Monthly Archives: January 2008

My Secret Shame (best of twitter 1-30-08)

Well not so secret anymore- here are some interesting quotes I pulled from Twitter* today. They are at a conference and may be quoting others so please excuse any misattributions.

Perhaps we should define digital fluency not in terms of *being* (what I am) but in terms of *doing* (what I can do, and habitually do).

Gardner Campbell

I liked it because it puts the onus on the individual to “do” what they need to do, not hide behind nonsense like “being” digital immigrants. Now, to what extent does what you “do” impact who you are? Are they the same? Does it matter?

On training vs. education: would you want your child to have sex education or sex training?

Kevin Creamer

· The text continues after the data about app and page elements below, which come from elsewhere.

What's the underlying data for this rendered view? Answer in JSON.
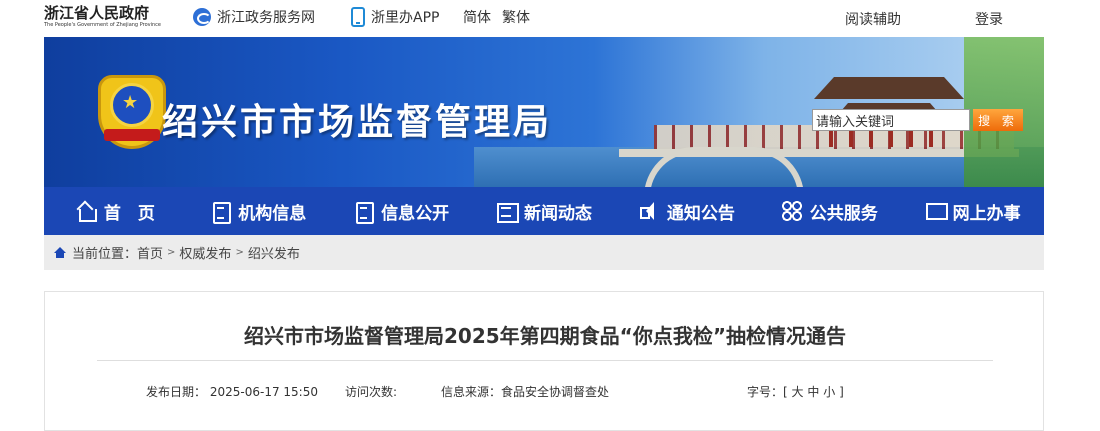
{
  "topbar": {
    "gov_name": "浙江省人民政府",
    "gov_name_en": "The People's Government of Zhejiang Province",
    "links": [
      {
        "label": "浙江政务服务网",
        "icon": "service-network-icon"
      },
      {
        "label": "浙里办APP",
        "icon": "phone-icon"
      }
    ],
    "lang_simplified": "简体",
    "lang_traditional": "繁体",
    "reading_aid": "阅读辅助",
    "login": "登录"
  },
  "banner": {
    "agency_title": "绍兴市市场监督管理局",
    "search_placeholder": "请输入关键词",
    "search_button": "搜 索"
  },
  "nav": {
    "items": [
      {
        "label": "首　页",
        "icon": "home-icon"
      },
      {
        "label": "机构信息",
        "icon": "document-icon"
      },
      {
        "label": "信息公开",
        "icon": "document-list-icon"
      },
      {
        "label": "新闻动态",
        "icon": "newspaper-icon"
      },
      {
        "label": "通知公告",
        "icon": "speaker-icon"
      },
      {
        "label": "公共服务",
        "icon": "grid-icon"
      },
      {
        "label": "网上办事",
        "icon": "monitor-icon"
      }
    ]
  },
  "breadcrumb": {
    "prefix": "当前位置：",
    "items": [
      "首页",
      "权威发布",
      "绍兴发布"
    ],
    "separator": ">"
  },
  "article": {
    "title": "绍兴市市场监督管理局2025年第四期食品“你点我检”抽检情况通告",
    "publish_label": "发布日期：",
    "publish_date": "2025-06-17 15:50",
    "visits_label": "访问次数:",
    "source_label": "信息来源：",
    "source": "食品安全协调督查处",
    "font_size_label": "字号：",
    "font_size_open": "[",
    "font_sizes": [
      "大",
      "中",
      "小"
    ],
    "font_size_close": "]"
  },
  "colors": {
    "nav_bg": "#1b47b5",
    "search_button": "#ee6b0a",
    "breadcrumb_bg": "#ececec"
  }
}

That echoes my hatred for the word trainer at my old job and the idea of getting together to have “trainings” for teachers. I tended to start what I called conversations with “This is not a training. You are not seals . . . ”

Great line from Glenda Morgan: Jesuit approach to faculty development. We don’t want their projects; we want their souls!

Gardner Campbell

Exactly, but you can/should expect people to be careful with their souls and less careful with projects. Are projects the route to faculty souls? (Is the love of money the root of all evil? What are laws if they ain’t fair and equal?) I’m not sure, but I don’t think so. It might happen occasionally but I think it’ll fail the same way a lot of “help” fails. Sure, things are great when you’re around and doing stuff for me but when you’re gone nothing has changed.

It’s beyond the teach a man to fish metaphor. It’s like convincing a man he really ought to think more deeply about fishing and then we’ll talk about your fishing skills and what types of fish you might want to catch, then will work on those skills, do some fishing, evaluate what fish you caught vs what techniques you used and . . .

“We’re done?” the man asks hopefully. . . .

“Nope.” You reply “It’s cyclical. Why don’t we think about fishing again?”

Somehow I don’t think that’s quite as catchy but it’s closer to reality (probably even for fishing- which is neither simple nor constant).





*I’m not advocating for twitter, I’m still debating it. Today was certainly a good day. I don’t see much use for it in the K12 classroom, maybe college (not saying there isn’t any, just haven’t seen anything decent- prove me wrong). I do see how it can be useful for communities of people interested in the same things.

My wife loves it and uses it to stay in touch with friends all over the country. It has become an asynchronous ichat for people who don’t have time to call one another b/c of children, work, play, etc.

Interactive Introduction to the Human Body

hbody.jpg

National Geographic has an amazing interactive look at the brain, heart, digestive system, lungs and skin. You can stimulate the brain with a variety of inputs and see what part of the brain reacts. The heart can be “put through the paces”, the digestive system fed, and the skin aged. You can even trigger an asthma attack in the lungs. Each section looks at anatomy, function, and ills. This could be the centerpiece of some great student-centered exploration in a health or science class.

via BoingBoing